Contraception’s Bang for the Buck
JUNEAU, AK—Opposition to abortion rights has been the political hallmark of Alaska State Senator Fred Dyson (R-Eagle River). He is also, as these ironies invariably go, opposed to expanding contraceptive access.
“By and large, sexual activity is recreation,” the senator intoned today during floor debate on SB49. “The state shouldn’t finance other people’s recreation.”
Does the senator favor elimination of all state parks? What of the Department of Fish & Game—some of which relates to subsistence, but which also serves recreational endeavors? Is he aware that it is public, state-financed roads taking us to our state’s ski resorts, or does he imagine it’s more of a private toll road type of situation?
Alas, the senator’s pronouncements are of course the latest variation on the banal why should I pay for you to have sex talking point, which ignores the obvious, readily demonstrable fact that people have sex regardless of whether or not they have access to contraception. It’s not the having sex part for which we’re paying, cognitively challenged legislators fail to grasp, but for reducing the number of unwanted pregnancies resulting from it.

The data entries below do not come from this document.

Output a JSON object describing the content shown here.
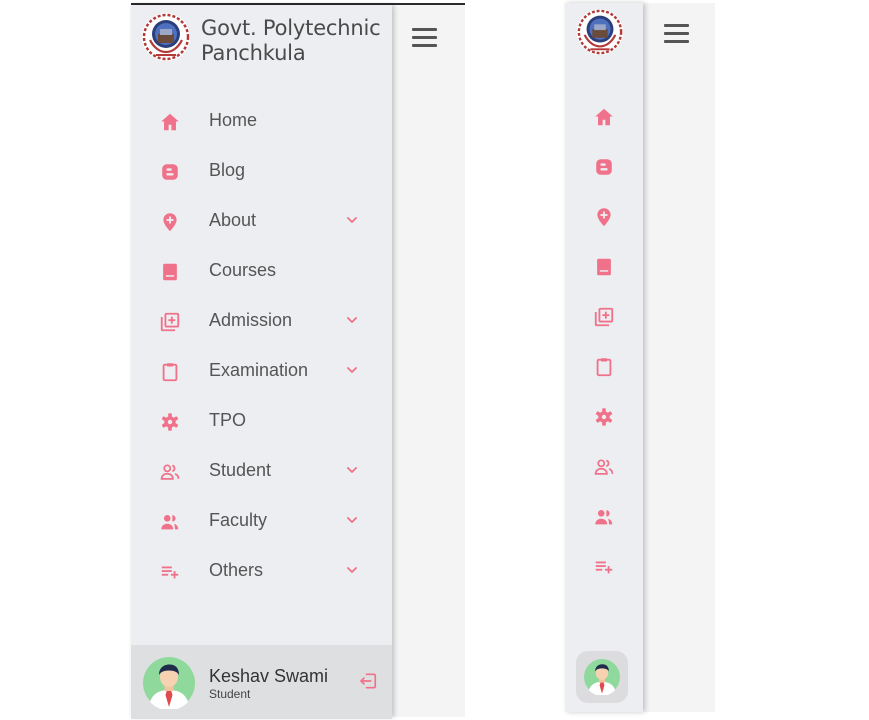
{
  "brand": {
    "title_line1": "Govt. Polytechnic",
    "title_line2": "Panchkula"
  },
  "accent_color": "#f0728a",
  "nav": [
    {
      "label": "Home",
      "icon": "home-icon",
      "has_submenu": false
    },
    {
      "label": "Blog",
      "icon": "blogger-icon",
      "has_submenu": false
    },
    {
      "label": "About",
      "icon": "map-marker-plus-icon",
      "has_submenu": true
    },
    {
      "label": "Courses",
      "icon": "book-icon",
      "has_submenu": false
    },
    {
      "label": "Admission",
      "icon": "library-add-icon",
      "has_submenu": true
    },
    {
      "label": "Examination",
      "icon": "clipboard-icon",
      "has_submenu": true
    },
    {
      "label": "TPO",
      "icon": "gear-icon",
      "has_submenu": false
    },
    {
      "label": "Student",
      "icon": "users-outline-icon",
      "has_submenu": true
    },
    {
      "label": "Faculty",
      "icon": "users-icon",
      "has_submenu": true
    },
    {
      "label": "Others",
      "icon": "playlist-add-icon",
      "has_submenu": true
    }
  ],
  "profile": {
    "name": "Keshav Swami",
    "role": "Student"
  }
}
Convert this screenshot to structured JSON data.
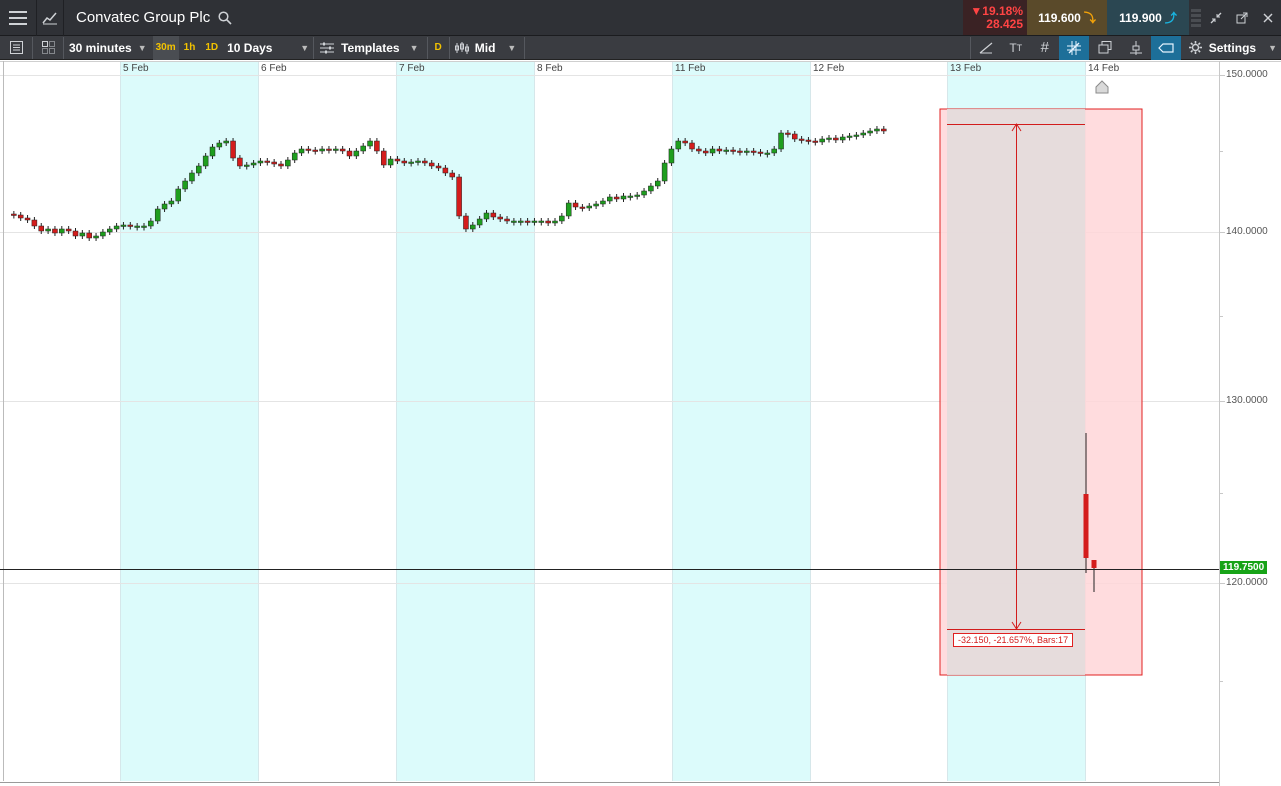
{
  "header": {
    "title": "Convatec Group Plc",
    "change_pct": "19.18%",
    "change_abs": "28.425",
    "sell_price": "119.600",
    "buy_price": "119.900"
  },
  "toolbar": {
    "interval": "30 minutes",
    "quick_30m": "30m",
    "quick_1h": "1h",
    "quick_1d": "1D",
    "range": "10 Days",
    "templates": "Templates",
    "d_badge": "D",
    "price_type": "Mid",
    "settings": "Settings"
  },
  "chart": {
    "dates": [
      "5 Feb",
      "6 Feb",
      "7 Feb",
      "8 Feb",
      "11 Feb",
      "12 Feb",
      "13 Feb",
      "14 Feb"
    ],
    "y_ticks": [
      "150.0000",
      "140.0000",
      "130.0000",
      "120.0000"
    ],
    "last_price": "119.7500",
    "measure_label": "-32.150, -21.657%, Bars:17",
    "colors": {
      "up": "#1e9e1e",
      "down": "#d41c1c",
      "session": "#dcfbfb",
      "grid": "#e4e4e4"
    }
  }
}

In a state with the dubious distinction of leading the nation in STDs like chlamydia and gonorrhea, expanding contraceptive access also isn’t the worst idea from a public health—as well as a fiscal—standpoint. (Referring to the role of contraception in prostitution, “the fee for service easily covers the cost of supplies” calculates the apparently price tag-familiar senator.)
You’d think a sitting legislator would have a passing familiarity with the costs associated with unwanted pregnancies—from the social assistance programs conservatives so despise, to the increased likelihood of incurring court, law enforcement and imprisonment costs. It would be nice if conservative legislators acknowledged that contraceptive access is by far the most cost-effective, fiscally conservative approach to the reality that humans have sex.
Alas, politicians like Dyson and their supporters are of course the first to complain about abortions and welfare babies. Both of which are made less likely by contraception, not by the wishful thinking aka “abstinence” approach that’s been shown to be a gigantic failure from the Bible Belt to Alaska’s most famous household.
There has never been some mythical Golden Age of Abstinence, but we’re supposed to pretend otherwise. Suggesting that young people, for instance, wouldn’t harbor any thoughts of a sexual nature unless and until they received access to contraception and medically sound information is a bit like saying you shouldn’t carry auto insurance, because it’ll just make you want to get into a wreck.
I’m no gynecologist, but I feel reasonably confident that 100% of abortions are performed on women who are pregnant. If you want to make an abortion less likely, make an unwanted pregnancy less likely. And the jury is no longer out regarding what does and does not work in that regard. Anti-abortion social conservatives and fiscal conservatives alike should be the very first to call for the most expanded, readily available family planning access possible.
California’s abortion rate has fallen to its lowest level in decades, for instance, with investigators citing “increased use of birth control and improvements in birth control efficacy for the trend.”
One sees a similar pattern nationwide. “The wider use of contraceptives,” reports The New York Times, “appears to be an important factor in the reported recent decline.” By contrast, “anti-abortion laws had only a minimal impact on the number of women obtaining abortions.” It’s long past time to call out the Fred Dysons of the world, who clearly prefer to keep abortion as a political issue and fundraising tool than in actually reducing the number of abortions.
Here’s the senator in full rhetorical glory: